At the main exhibition at the “Arsenale”, and at the Biennale pavillion in the “Giardini”, Aravena has assembled 24 exhibits by different architectural practices and institutions he trusts to pursue these strategies. The selected participants were charged with addressing a “specific issue” and presenting solutions to them.
The results are impressive: right at the beginning, visitors are welcomed in a limestone vault created by ETH Zürich. This is followed by a documentation of traditional Chinese villages, prepared by Chinese Pritzker Prize winner Wang Shu as a highly aesthetic collection of materials and building techniques. The Austrian Marte.Marte practice is showing models of (engineering) structures carved into concrete blocks that reveal the complex landscapes of the Alps – the weighty concrete cubes with their finely chiselled models hint at the challenges involved in bringing architecture to this environment. Beneath the word “Neubau” in neon lettering, German architects BeL have laid out a cityscape made of blue Styrodur showing compacted house building solutions. “Lightscapes” is then the name given by the engineers at Transsolar to their light installation planned for the Louvre Abu Dhabi that imitates the sun’s rays.

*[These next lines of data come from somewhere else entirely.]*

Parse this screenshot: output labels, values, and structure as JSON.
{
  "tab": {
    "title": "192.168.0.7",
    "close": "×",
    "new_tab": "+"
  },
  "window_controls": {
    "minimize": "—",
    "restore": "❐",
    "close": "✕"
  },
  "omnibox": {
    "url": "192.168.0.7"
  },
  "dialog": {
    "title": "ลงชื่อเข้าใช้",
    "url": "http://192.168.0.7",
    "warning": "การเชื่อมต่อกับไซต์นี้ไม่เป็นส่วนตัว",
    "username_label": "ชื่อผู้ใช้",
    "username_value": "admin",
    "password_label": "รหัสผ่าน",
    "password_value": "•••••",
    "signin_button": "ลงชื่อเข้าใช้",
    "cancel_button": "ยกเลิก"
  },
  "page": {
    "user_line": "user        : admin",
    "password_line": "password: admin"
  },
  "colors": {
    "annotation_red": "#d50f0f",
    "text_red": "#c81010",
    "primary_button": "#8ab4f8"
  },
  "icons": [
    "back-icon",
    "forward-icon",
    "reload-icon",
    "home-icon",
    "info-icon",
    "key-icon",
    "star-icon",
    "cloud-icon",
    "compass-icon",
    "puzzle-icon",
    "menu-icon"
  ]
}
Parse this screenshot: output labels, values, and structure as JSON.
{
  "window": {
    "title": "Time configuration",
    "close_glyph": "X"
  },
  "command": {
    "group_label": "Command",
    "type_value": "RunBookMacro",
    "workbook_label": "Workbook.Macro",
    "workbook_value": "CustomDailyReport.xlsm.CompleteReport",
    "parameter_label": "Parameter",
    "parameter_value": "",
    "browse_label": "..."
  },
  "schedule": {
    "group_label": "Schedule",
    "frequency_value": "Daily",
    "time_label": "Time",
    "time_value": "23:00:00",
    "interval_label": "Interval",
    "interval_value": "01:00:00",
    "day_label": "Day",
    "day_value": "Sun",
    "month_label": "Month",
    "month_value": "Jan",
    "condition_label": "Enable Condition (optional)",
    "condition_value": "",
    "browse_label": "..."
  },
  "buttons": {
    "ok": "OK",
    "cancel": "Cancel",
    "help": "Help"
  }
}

Aravena is also contributing personally. At both the Arsenale and the Biennale pavillion, visitors first pass through a room with walls made up of hundreds of layers of old plasterboard, while a sea of metal profiles hang from the ceiling – all scrap inherited from the last Art Biennale: a self-reflexive element, a powerful artistic comment that reveals an otherwise unnoticed aspect of the Biennale – its wasteful “underside”. It’s an angle we really like at Wilkhahn – after all, robust design that is well-thought out in every respect is just as much a key part of our business as is the responsible use of resources.